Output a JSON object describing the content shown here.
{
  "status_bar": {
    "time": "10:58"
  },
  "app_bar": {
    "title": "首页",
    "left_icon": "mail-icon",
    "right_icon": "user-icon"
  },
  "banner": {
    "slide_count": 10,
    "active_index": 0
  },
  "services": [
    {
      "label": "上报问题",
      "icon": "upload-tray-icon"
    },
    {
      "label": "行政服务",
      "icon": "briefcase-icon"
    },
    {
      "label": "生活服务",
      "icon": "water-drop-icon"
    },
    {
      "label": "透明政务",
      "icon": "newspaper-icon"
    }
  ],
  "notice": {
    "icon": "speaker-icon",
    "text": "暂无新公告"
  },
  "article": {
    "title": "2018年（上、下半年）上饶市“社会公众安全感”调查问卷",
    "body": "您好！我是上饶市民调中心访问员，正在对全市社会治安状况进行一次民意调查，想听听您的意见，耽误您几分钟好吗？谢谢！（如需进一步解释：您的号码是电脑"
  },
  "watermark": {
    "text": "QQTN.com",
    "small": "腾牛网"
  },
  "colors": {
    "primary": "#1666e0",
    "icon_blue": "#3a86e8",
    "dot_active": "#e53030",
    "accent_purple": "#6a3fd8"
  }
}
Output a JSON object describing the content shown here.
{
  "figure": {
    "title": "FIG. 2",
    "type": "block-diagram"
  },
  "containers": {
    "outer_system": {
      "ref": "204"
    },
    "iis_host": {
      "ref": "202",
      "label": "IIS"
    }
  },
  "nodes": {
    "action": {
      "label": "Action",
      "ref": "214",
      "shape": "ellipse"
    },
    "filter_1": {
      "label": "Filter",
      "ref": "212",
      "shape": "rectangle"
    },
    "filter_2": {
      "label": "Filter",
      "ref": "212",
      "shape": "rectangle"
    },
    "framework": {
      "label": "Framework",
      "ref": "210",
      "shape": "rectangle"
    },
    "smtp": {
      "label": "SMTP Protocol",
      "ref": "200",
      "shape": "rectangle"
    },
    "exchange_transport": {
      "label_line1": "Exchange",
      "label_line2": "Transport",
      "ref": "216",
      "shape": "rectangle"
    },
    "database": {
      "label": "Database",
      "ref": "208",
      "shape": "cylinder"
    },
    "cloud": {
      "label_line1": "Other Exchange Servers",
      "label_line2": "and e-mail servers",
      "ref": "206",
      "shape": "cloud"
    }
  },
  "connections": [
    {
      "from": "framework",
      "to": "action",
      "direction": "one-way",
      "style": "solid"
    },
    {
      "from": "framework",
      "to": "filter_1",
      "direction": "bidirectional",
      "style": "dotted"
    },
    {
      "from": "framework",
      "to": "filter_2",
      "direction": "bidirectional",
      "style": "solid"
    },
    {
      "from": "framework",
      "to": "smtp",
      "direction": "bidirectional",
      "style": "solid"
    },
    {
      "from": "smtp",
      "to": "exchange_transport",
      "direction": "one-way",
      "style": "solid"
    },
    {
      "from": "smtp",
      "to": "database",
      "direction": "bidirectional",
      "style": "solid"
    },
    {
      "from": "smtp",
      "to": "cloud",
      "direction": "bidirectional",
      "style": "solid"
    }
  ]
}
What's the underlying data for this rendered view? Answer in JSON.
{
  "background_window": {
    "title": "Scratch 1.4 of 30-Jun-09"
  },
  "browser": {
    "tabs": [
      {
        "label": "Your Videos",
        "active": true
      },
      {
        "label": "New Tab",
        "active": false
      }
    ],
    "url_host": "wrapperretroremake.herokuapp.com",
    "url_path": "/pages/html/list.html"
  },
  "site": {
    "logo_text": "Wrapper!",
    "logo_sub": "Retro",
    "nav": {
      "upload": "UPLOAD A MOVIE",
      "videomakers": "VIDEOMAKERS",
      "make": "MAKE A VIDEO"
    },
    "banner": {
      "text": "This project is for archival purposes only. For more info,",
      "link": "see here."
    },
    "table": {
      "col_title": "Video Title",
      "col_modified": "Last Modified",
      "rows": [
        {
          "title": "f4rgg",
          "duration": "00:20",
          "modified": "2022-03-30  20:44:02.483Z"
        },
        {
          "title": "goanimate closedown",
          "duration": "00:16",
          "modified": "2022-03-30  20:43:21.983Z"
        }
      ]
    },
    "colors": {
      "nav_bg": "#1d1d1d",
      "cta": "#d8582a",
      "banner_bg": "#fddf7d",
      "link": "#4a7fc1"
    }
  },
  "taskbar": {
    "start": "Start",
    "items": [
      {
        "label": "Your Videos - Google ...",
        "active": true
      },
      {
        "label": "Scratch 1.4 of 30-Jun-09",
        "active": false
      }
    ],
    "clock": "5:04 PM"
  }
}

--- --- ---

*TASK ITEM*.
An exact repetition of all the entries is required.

*RESULT*.
Output a JSON object describing the content shown here.
{
  "status_bar": {
    "time": "10:58"
  },
  "app_bar": {
    "title": "首页",
    "left_icon": "mail-icon",
    "right_icon": "user-icon"
  },
  "banner": {
    "slide_count": 10,
    "active_index": 0
  },
  "services": [
    {
      "label": "上报问题",
      "icon": "upload-tray-icon"
    },
    {
      "label": "行政服务",
      "icon": "briefcase-icon"
    },
    {
      "label": "生活服务",
      "icon": "water-drop-icon"
    },
    {
      "label": "透明政务",
      "icon": "newspaper-icon"
    }
  ],
  "notice": {
    "icon": "speaker-icon",
    "text": "暂无新公告"
  },
  "article": {
    "title": "2018年（上、下半年）上饶市“社会公众安全感”调查问卷",
    "body": "您好！我是上饶市民调中心访问员，正在对全市社会治安状况进行一次民意调查，想听听您的意见，耽误您几分钟好吗？谢谢！（如需进一步解释：您的号码是电脑"
  },
  "watermark": {
    "text": "QQTN.com",
    "small": "腾牛网"
  },
  "colors": {
    "primary": "#1666e0",
    "icon_blue": "#3a86e8",
    "dot_active": "#e53030",
    "accent_purple": "#6a3fd8"
  }
}
Output a JSON object describing the content shown here.
{
  "figure": {
    "title": "FIG. 2",
    "type": "block-diagram"
  },
  "containers": {
    "outer_system": {
      "ref": "204"
    },
    "iis_host": {
      "ref": "202",
      "label": "IIS"
    }
  },
  "nodes": {
    "action": {
      "label": "Action",
      "ref": "214",
      "shape": "ellipse"
    },
    "filter_1": {
      "label": "Filter",
      "ref": "212",
      "shape": "rectangle"
    },
    "filter_2": {
      "label": "Filter",
      "ref": "212",
      "shape": "rectangle"
    },
    "framework": {
      "label": "Framework",
      "ref": "210",
      "shape": "rectangle"
    },
    "smtp": {
      "label": "SMTP Protocol",
      "ref": "200",
      "shape": "rectangle"
    },
    "exchange_transport": {
      "label_line1": "Exchange",
      "label_line2": "Transport",
      "ref": "216",
      "shape": "rectangle"
    },
    "database": {
      "label": "Database",
      "ref": "208",
      "shape": "cylinder"
    },
    "cloud": {
      "label_line1": "Other Exchange Servers",
      "label_line2": "and e-mail servers",
      "ref": "206",
      "shape": "cloud"
    }
  },
  "connections": [
    {
      "from": "framework",
      "to": "action",
      "direction": "one-way",
      "style": "solid"
    },
    {
      "from": "framework",
      "to": "filter_1",
      "direction": "bidirectional",
      "style": "dotted"
    },
    {
      "from": "framework",
      "to": "filter_2",
      "direction": "bidirectional",
      "style": "solid"
    },
    {
      "from": "framework",
      "to": "smtp",
      "direction": "bidirectional",
      "style": "solid"
    },
    {
      "from": "smtp",
      "to": "exchange_transport",
      "direction": "one-way",
      "style": "solid"
    },
    {
      "from": "smtp",
      "to": "database",
      "direction": "bidirectional",
      "style": "solid"
    },
    {
      "from": "smtp",
      "to": "cloud",
      "direction": "bidirectional",
      "style": "solid"
    }
  ]
}
What's the underlying data for this rendered view? Answer in JSON.
{
  "background_window": {
    "title": "Scratch 1.4 of 30-Jun-09"
  },
  "browser": {
    "tabs": [
      {
        "label": "Your Videos",
        "active": true
      },
      {
        "label": "New Tab",
        "active": false
      }
    ],
    "url_host": "wrapperretroremake.herokuapp.com",
    "url_path": "/pages/html/list.html"
  },
  "site": {
    "logo_text": "Wrapper!",
    "logo_sub": "Retro",
    "nav": {
      "upload": "UPLOAD A MOVIE",
      "videomakers": "VIDEOMAKERS",
      "make": "MAKE A VIDEO"
    },
    "banner": {
      "text": "This project is for archival purposes only. For more info,",
      "link": "see here."
    },
    "table": {
      "col_title": "Video Title",
      "col_modified": "Last Modified",
      "rows": [
        {
          "title": "f4rgg",
          "duration": "00:20",
          "modified": "2022-03-30  20:44:02.483Z"
        },
        {
          "title": "goanimate closedown",
          "duration": "00:16",
          "modified": "2022-03-30  20:43:21.983Z"
        }
      ]
    },
    "colors": {
      "nav_bg": "#1d1d1d",
      "cta": "#d8582a",
      "banner_bg": "#fddf7d",
      "link": "#4a7fc1"
    }
  },
  "taskbar": {
    "start": "Start",
    "items": [
      {
        "label": "Your Videos - Google ...",
        "active": true
      },
      {
        "label": "Scratch 1.4 of 30-Jun-09",
        "active": false
      }
    ],
    "clock": "5:04 PM"
  }
}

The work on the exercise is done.